The Bellen and Milewicz labs began a collaboration to explore a connection between human ari-1 (ARIH1) and aortic aneurysms. They identified rare variants of ARIH1 in patients. The variants are associated with cerebrovascular and aortic aneurysms and confirmed that patient aortic tissue samples have abnormally shaped nuclei in aortic smooth muscles.
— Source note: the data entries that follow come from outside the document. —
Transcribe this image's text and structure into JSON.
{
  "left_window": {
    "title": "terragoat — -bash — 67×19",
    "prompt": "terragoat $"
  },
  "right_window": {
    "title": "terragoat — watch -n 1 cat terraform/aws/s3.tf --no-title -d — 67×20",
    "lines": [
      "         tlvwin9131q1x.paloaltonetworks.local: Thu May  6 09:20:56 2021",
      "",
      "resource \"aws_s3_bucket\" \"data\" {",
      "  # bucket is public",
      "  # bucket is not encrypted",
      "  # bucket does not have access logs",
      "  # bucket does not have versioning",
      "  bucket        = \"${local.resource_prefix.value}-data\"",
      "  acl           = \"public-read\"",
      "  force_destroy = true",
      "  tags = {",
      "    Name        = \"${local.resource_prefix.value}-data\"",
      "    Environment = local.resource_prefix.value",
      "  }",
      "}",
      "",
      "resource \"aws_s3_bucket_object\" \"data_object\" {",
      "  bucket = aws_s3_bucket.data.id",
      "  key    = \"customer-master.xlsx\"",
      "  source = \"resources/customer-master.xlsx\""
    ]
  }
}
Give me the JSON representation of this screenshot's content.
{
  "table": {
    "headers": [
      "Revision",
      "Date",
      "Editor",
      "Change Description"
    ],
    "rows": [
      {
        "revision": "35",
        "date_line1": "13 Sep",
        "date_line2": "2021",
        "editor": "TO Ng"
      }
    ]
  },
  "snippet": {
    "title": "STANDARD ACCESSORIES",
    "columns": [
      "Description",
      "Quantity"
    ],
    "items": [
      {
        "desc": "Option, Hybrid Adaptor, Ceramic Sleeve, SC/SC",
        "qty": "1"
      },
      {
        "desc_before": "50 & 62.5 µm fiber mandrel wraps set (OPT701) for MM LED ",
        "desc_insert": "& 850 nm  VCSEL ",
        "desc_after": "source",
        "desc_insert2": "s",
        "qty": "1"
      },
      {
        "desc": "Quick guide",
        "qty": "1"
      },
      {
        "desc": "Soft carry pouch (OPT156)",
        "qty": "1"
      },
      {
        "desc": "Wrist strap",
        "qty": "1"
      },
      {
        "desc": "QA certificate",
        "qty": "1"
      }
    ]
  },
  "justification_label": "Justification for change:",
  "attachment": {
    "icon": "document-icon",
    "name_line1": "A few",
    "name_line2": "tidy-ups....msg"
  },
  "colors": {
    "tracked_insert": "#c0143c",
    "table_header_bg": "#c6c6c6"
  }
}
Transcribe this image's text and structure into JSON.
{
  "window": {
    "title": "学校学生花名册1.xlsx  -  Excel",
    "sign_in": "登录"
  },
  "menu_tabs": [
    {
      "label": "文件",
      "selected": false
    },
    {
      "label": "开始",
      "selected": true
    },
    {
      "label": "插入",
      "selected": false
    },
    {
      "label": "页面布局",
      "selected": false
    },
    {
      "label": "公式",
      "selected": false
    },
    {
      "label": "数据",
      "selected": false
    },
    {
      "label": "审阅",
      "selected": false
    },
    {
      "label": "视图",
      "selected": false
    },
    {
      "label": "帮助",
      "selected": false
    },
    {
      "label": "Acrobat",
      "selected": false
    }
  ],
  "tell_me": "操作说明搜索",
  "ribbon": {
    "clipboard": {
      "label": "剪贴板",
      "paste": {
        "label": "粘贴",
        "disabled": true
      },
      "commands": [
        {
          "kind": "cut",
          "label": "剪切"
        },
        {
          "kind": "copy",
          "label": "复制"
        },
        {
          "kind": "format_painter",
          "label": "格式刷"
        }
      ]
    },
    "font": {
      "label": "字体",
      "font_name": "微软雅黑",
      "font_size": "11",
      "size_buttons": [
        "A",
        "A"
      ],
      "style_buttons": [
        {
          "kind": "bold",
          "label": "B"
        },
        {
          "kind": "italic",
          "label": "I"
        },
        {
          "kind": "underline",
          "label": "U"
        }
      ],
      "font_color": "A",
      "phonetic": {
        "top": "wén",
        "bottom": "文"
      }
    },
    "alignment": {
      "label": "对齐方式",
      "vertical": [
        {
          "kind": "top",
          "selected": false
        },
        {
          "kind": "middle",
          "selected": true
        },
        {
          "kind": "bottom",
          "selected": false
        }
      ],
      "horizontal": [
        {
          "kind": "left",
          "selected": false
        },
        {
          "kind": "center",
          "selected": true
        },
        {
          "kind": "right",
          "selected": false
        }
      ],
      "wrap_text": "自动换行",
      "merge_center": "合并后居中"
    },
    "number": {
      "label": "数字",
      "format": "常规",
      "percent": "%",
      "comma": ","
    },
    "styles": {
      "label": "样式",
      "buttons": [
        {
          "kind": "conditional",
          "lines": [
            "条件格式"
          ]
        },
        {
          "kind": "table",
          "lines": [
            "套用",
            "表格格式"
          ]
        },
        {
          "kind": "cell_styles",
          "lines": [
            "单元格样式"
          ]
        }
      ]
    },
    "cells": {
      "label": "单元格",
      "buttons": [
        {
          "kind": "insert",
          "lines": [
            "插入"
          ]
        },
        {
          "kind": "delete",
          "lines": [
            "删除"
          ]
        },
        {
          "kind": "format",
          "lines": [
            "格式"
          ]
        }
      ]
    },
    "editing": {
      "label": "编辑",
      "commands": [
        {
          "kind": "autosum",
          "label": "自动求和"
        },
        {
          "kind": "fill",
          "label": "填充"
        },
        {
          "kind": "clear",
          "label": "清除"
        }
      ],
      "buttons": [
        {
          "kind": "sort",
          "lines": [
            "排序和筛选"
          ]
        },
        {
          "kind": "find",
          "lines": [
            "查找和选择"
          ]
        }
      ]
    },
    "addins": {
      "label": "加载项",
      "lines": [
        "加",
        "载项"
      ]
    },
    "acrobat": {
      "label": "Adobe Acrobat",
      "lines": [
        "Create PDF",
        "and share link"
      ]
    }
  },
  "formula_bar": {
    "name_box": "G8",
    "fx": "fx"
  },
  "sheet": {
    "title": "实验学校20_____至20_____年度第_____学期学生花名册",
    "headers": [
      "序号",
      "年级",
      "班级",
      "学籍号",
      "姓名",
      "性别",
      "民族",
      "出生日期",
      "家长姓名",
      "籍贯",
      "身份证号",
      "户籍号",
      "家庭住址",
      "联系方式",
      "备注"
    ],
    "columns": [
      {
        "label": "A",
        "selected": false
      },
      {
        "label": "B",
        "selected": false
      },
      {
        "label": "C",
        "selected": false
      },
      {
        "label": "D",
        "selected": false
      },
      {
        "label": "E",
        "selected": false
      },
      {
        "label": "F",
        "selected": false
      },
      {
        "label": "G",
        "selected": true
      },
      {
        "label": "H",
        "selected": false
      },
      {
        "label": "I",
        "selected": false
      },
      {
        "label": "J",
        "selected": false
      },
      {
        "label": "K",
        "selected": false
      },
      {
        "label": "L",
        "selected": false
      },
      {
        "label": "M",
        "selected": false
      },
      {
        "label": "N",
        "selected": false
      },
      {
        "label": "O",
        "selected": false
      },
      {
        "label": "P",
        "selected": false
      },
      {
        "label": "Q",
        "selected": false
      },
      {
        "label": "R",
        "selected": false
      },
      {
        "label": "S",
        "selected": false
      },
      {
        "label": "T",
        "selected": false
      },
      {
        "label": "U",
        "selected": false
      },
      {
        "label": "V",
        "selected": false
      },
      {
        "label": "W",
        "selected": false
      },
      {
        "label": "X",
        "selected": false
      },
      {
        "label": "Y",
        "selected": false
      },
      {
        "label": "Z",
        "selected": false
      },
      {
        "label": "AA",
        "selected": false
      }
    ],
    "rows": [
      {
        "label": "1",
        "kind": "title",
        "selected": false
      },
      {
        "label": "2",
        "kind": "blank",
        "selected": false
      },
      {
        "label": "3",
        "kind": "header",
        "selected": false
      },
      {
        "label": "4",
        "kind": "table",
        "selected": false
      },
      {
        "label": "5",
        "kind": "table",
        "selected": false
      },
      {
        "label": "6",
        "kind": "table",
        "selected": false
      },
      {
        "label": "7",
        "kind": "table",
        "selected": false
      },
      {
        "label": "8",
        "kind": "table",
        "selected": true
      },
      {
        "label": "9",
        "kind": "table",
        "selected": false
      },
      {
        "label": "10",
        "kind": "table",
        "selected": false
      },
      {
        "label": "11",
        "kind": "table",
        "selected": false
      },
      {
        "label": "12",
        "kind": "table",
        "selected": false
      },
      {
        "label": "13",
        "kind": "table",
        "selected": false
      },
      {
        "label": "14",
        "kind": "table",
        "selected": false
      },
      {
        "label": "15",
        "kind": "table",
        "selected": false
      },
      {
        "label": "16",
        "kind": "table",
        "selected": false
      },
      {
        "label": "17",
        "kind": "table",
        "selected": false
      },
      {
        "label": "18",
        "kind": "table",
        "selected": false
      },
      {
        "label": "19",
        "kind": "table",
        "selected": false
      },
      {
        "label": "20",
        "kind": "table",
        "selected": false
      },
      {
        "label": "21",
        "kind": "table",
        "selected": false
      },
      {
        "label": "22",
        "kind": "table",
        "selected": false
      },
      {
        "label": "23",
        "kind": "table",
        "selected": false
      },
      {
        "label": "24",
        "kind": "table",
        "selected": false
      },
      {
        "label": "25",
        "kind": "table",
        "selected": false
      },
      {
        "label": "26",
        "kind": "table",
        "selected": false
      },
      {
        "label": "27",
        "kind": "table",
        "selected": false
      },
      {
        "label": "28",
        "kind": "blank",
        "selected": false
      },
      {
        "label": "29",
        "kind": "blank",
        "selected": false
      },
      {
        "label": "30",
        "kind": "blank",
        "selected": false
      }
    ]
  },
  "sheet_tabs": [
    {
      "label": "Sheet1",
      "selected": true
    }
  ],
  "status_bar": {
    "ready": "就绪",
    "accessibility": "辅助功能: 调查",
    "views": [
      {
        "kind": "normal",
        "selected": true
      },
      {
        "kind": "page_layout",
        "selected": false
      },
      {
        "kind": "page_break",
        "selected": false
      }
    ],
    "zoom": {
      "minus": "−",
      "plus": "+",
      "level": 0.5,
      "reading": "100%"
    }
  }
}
Further, laboratory experiments reducing ARIH1 expression in normal human smooth cells resulted in nuclei changing their shape to that observed in the tissues taken from patients.
Given that proper sensing of mechanical tensions affecting the aorta is important to prevent aneurysms, the researchers argue that the defects in ARIH1 that lead to disruption of mechanical sensing mechanisms implicate ARIH1 in aortic and cerebrovascular disease.
Read all the details about this study in the journal Developmental Cell.
Other contributors include Callie S. Kwartler, Ellen S. Regalado and Dong-Chuan Guo with the University of Texas Health Science Center at Houston McGovern Medical School, Pei-Tseng Lee, Sonal Nagarkar-Jaiswal, Lita Duraine, Michael F. Wangler and Guang Lin with Baylor College of Medicine, Michael Bamshad and Deborah A. Nickerson with the University of Washington.
This work was supported in part by NIH grants R24OD022005 and R01GM067858, the National Heart, Lung and Blood Institute (R01HL109942 and P01HL110869), the John Ritter Foundation, and the Henrietta B. and Frederick H. Bugher Foundation. Sequencing was provided by the University of Washington Center for Mendelian Genomics (UW-CMG) and was funded by the National Human Genome Research Institute and the National Heart, Lung and Blood Institute grantUM1HG006493. Microscopy at Baylor College of Medicine is supported by IDDRC (U54 HD083092) from the Eunice Kennedy Shriver National Institute of Child Health and Human Development.